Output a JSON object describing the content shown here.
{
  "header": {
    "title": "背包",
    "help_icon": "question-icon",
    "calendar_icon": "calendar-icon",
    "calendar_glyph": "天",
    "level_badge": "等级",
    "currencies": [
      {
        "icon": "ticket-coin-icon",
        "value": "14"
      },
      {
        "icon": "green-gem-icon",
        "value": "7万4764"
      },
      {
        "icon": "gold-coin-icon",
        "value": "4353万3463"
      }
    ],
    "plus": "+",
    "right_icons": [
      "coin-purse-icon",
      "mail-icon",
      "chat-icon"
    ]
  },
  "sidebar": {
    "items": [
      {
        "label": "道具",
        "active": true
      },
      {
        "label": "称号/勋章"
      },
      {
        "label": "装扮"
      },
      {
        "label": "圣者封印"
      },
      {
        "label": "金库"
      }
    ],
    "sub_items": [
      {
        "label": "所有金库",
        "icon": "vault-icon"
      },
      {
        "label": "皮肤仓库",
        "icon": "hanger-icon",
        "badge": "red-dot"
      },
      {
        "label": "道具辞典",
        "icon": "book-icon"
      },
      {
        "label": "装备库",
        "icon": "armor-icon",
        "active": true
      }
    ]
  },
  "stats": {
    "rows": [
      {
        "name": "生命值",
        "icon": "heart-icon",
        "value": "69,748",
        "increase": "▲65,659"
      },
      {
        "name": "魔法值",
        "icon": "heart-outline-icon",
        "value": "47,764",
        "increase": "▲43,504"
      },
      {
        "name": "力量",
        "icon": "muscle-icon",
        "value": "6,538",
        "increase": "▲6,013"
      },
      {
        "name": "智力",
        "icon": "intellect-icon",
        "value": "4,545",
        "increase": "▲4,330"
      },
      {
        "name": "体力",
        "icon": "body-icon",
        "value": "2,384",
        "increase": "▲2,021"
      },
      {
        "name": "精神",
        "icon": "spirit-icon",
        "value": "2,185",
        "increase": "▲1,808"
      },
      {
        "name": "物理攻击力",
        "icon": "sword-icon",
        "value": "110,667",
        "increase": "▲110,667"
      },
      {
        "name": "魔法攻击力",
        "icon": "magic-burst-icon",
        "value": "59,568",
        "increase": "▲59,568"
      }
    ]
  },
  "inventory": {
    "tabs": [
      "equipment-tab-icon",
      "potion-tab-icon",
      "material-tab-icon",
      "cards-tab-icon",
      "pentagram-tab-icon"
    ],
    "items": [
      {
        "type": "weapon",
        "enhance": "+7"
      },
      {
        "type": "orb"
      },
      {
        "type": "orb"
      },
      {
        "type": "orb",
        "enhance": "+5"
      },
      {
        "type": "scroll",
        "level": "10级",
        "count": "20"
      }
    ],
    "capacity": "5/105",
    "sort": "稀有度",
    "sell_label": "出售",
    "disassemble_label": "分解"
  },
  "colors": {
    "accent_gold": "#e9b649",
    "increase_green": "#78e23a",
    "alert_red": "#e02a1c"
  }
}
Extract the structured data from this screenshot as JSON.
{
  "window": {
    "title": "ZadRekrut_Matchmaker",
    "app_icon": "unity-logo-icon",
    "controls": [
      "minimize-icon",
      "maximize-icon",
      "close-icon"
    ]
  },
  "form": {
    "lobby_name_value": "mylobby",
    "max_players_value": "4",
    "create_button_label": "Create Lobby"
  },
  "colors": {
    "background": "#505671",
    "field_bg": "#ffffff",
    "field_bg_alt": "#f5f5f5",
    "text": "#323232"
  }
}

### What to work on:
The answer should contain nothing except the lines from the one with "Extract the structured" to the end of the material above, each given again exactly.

### Exercise response:
Extract the structured data from this screenshot as JSON.
{
  "window": {
    "title": "ZadRekrut_Matchmaker",
    "app_icon": "unity-logo-icon",
    "controls": [
      "minimize-icon",
      "maximize-icon",
      "close-icon"
    ]
  },
  "form": {
    "lobby_name_value": "mylobby",
    "max_players_value": "4",
    "create_button_label": "Create Lobby"
  },
  "colors": {
    "background": "#505671",
    "field_bg": "#ffffff",
    "field_bg_alt": "#f5f5f5",
    "text": "#323232"
  }
}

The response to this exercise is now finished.